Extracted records
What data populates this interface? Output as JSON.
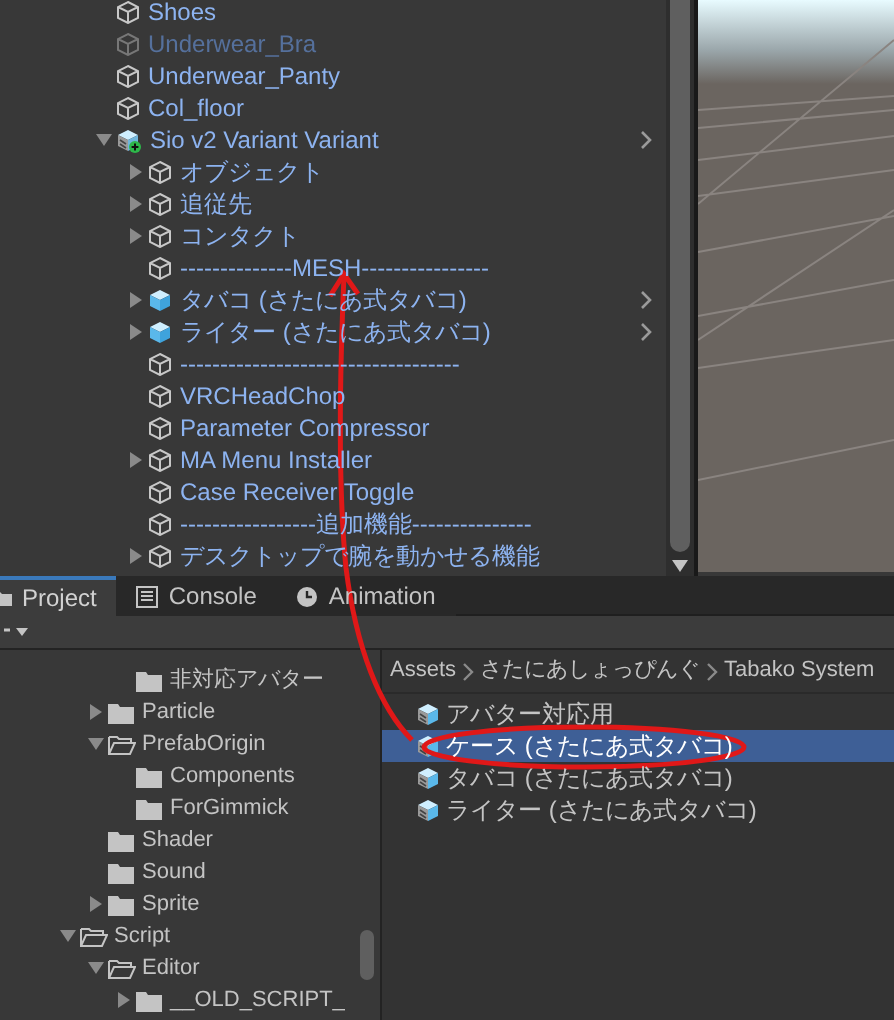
{
  "hierarchy": {
    "items": [
      {
        "label": "Shoes",
        "kind": "object",
        "active": true
      },
      {
        "label": "Underwear_Bra",
        "kind": "object",
        "active": false
      },
      {
        "label": "Underwear_Panty",
        "kind": "object",
        "active": true
      },
      {
        "label": "Col_floor",
        "kind": "object",
        "active": true
      },
      {
        "label": "Sio v2 Variant Variant",
        "kind": "variant",
        "active": true,
        "expanded": true,
        "submenu": true,
        "children": [
          {
            "label": "オブジェクト",
            "kind": "object",
            "active": true,
            "expanded": false
          },
          {
            "label": "追従先",
            "kind": "object",
            "active": true,
            "expanded": false
          },
          {
            "label": "コンタクト",
            "kind": "object",
            "active": true,
            "expanded": false
          },
          {
            "label": "--------------MESH----------------",
            "kind": "object",
            "active": true
          },
          {
            "label": "タバコ (さたにあ式タバコ)",
            "kind": "prefab",
            "active": true,
            "expanded": false,
            "submenu": true
          },
          {
            "label": "ライター (さたにあ式タバコ)",
            "kind": "prefab",
            "active": true,
            "expanded": false,
            "submenu": true
          },
          {
            "label": "-----------------------------------",
            "kind": "object",
            "active": true
          },
          {
            "label": "VRCHeadChop",
            "kind": "object",
            "active": true
          },
          {
            "label": "Parameter Compressor",
            "kind": "object",
            "active": true
          },
          {
            "label": "MA Menu Installer",
            "kind": "object",
            "active": true,
            "expanded": false
          },
          {
            "label": "Case Receiver Toggle",
            "kind": "object",
            "active": true
          },
          {
            "label": "-----------------追加機能---------------",
            "kind": "object",
            "active": true
          },
          {
            "label": "デスクトップで腕を動かせる機能",
            "kind": "object",
            "active": true,
            "expanded": false
          }
        ]
      }
    ]
  },
  "tabs": [
    {
      "label": "Project",
      "kind": "folder",
      "selected": true
    },
    {
      "label": "Console",
      "kind": "console",
      "selected": false
    },
    {
      "label": "Animation",
      "kind": "clock",
      "selected": false
    }
  ],
  "folders": [
    {
      "children": [
        {
          "children": [
            {
              "label": "非対応アバター"
            }
          ]
        },
        {
          "label": "Particle",
          "expanded": false
        },
        {
          "label": "PrefabOrigin",
          "expanded": true,
          "children": [
            {
              "label": "Components"
            },
            {
              "label": "ForGimmick"
            }
          ]
        },
        {
          "label": "Shader"
        },
        {
          "label": "Sound"
        },
        {
          "label": "Sprite",
          "expanded": false
        }
      ]
    },
    {
      "label": "Script",
      "expanded": true,
      "children": [
        {
          "label": "Editor",
          "expanded": true,
          "children": [
            {
              "label": "__OLD_SCRIPT_",
              "expanded": false
            }
          ]
        }
      ]
    }
  ],
  "breadcrumb": [
    "Assets",
    "さたにあしょっぴんぐ",
    "Tabako System"
  ],
  "assets": [
    {
      "label": "アバター対応用",
      "selected": false
    },
    {
      "label": "ケース (さたにあ式タバコ)",
      "selected": true
    },
    {
      "label": "タバコ (さたにあ式タバコ)",
      "selected": false
    },
    {
      "label": "ライター (さたにあ式タバコ)",
      "selected": false
    }
  ]
}
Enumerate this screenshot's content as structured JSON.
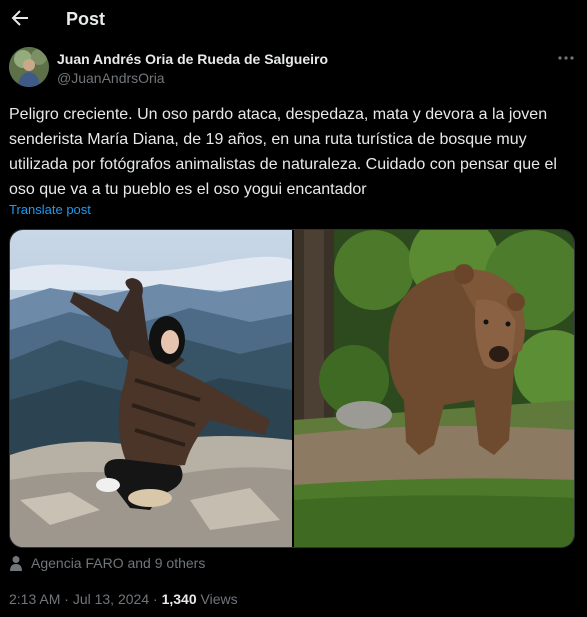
{
  "header": {
    "title": "Post",
    "back_icon": "arrow-left-icon"
  },
  "author": {
    "name": "Juan Andrés Oria de Rueda de Salgueiro",
    "handle": "@JuanAndrsOria",
    "more_icon": "ellipsis-icon"
  },
  "post": {
    "text": "Peligro creciente. Un oso pardo ataca, despedaza, mata y devora a la joven senderista María Diana, de 19 años, en una ruta turística de bosque muy utilizada por fotógrafos animalistas de naturaleza. Cuidado con pensar que el oso que va a tu pueblo es el oso yogui encantador",
    "translate_label": "Translate post"
  },
  "media": {
    "photos": [
      "woman-on-mountain-photo",
      "brown-bear-photo"
    ]
  },
  "engagement": {
    "liked_by": "Agencia FARO and 9 others",
    "icon": "person-icon"
  },
  "meta": {
    "time": "2:13 AM",
    "separator": "·",
    "date": "Jul 13, 2024",
    "views_count": "1,340",
    "views_label": "Views"
  },
  "colors": {
    "background": "#000000",
    "text": "#e7e9ea",
    "muted": "#71767b",
    "link": "#1d9bf0"
  }
}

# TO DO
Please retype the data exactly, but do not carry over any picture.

# RESULT FOR THIS EXERCISE
What data populates this interface? Output as JSON.
{
  "hierarchy": {
    "items": [
      {
        "label": "Shoes",
        "kind": "object",
        "active": true
      },
      {
        "label": "Underwear_Bra",
        "kind": "object",
        "active": false
      },
      {
        "label": "Underwear_Panty",
        "kind": "object",
        "active": true
      },
      {
        "label": "Col_floor",
        "kind": "object",
        "active": true
      },
      {
        "label": "Sio v2 Variant Variant",
        "kind": "variant",
        "active": true,
        "expanded": true,
        "submenu": true,
        "children": [
          {
            "label": "オブジェクト",
            "kind": "object",
            "active": true,
            "expanded": false
          },
          {
            "label": "追従先",
            "kind": "object",
            "active": true,
            "expanded": false
          },
          {
            "label": "コンタクト",
            "kind": "object",
            "active": true,
            "expanded": false
          },
          {
            "label": "--------------MESH----------------",
            "kind": "object",
            "active": true
          },
          {
            "label": "タバコ (さたにあ式タバコ)",
            "kind": "prefab",
            "active": true,
            "expanded": false,
            "submenu": true
          },
          {
            "label": "ライター (さたにあ式タバコ)",
            "kind": "prefab",
            "active": true,
            "expanded": false,
            "submenu": true
          },
          {
            "label": "-----------------------------------",
            "kind": "object",
            "active": true
          },
          {
            "label": "VRCHeadChop",
            "kind": "object",
            "active": true
          },
          {
            "label": "Parameter Compressor",
            "kind": "object",
            "active": true
          },
          {
            "label": "MA Menu Installer",
            "kind": "object",
            "active": true,
            "expanded": false
          },
          {
            "label": "Case Receiver Toggle",
            "kind": "object",
            "active": true
          },
          {
            "label": "-----------------追加機能---------------",
            "kind": "object",
            "active": true
          },
          {
            "label": "デスクトップで腕を動かせる機能",
            "kind": "object",
            "active": true,
            "expanded": false
          }
        ]
      }
    ]
  },
  "tabs": [
    {
      "label": "Project",
      "kind": "folder",
      "selected": true
    },
    {
      "label": "Console",
      "kind": "console",
      "selected": false
    },
    {
      "label": "Animation",
      "kind": "clock",
      "selected": false
    }
  ],
  "folders": [
    {
      "children": [
        {
          "children": [
            {
              "label": "非対応アバター"
            }
          ]
        },
        {
          "label": "Particle",
          "expanded": false
        },
        {
          "label": "PrefabOrigin",
          "expanded": true,
          "children": [
            {
              "label": "Components"
            },
            {
              "label": "ForGimmick"
            }
          ]
        },
        {
          "label": "Shader"
        },
        {
          "label": "Sound"
        },
        {
          "label": "Sprite",
          "expanded": false
        }
      ]
    },
    {
      "label": "Script",
      "expanded": true,
      "children": [
        {
          "label": "Editor",
          "expanded": true,
          "children": [
            {
              "label": "__OLD_SCRIPT_",
              "expanded": false
            }
          ]
        }
      ]
    }
  ],
  "breadcrumb": [
    "Assets",
    "さたにあしょっぴんぐ",
    "Tabako System"
  ],
  "assets": [
    {
      "label": "アバター対応用",
      "selected": false
    },
    {
      "label": "ケース (さたにあ式タバコ)",
      "selected": true
    },
    {
      "label": "タバコ (さたにあ式タバコ)",
      "selected": false
    },
    {
      "label": "ライター (さたにあ式タバコ)",
      "selected": false
    }
  ]
}
Enumerate this screenshot's content as structured JSON.
{
  "header": {
    "title": "Post",
    "back_icon": "arrow-left-icon"
  },
  "author": {
    "name": "Juan Andrés Oria de Rueda de Salgueiro",
    "handle": "@JuanAndrsOria",
    "more_icon": "ellipsis-icon"
  },
  "post": {
    "text": "Peligro creciente. Un oso pardo ataca, despedaza, mata y devora a la joven senderista María Diana, de 19 años, en una ruta turística de bosque muy utilizada por fotógrafos animalistas de naturaleza. Cuidado con pensar que el oso que va a tu pueblo es el oso yogui encantador",
    "translate_label": "Translate post"
  },
  "media": {
    "photos": [
      "woman-on-mountain-photo",
      "brown-bear-photo"
    ]
  },
  "engagement": {
    "liked_by": "Agencia FARO and 9 others",
    "icon": "person-icon"
  },
  "meta": {
    "time": "2:13 AM",
    "separator": "·",
    "date": "Jul 13, 2024",
    "views_count": "1,340",
    "views_label": "Views"
  },
  "colors": {
    "background": "#000000",
    "text": "#e7e9ea",
    "muted": "#71767b",
    "link": "#1d9bf0"
  }
}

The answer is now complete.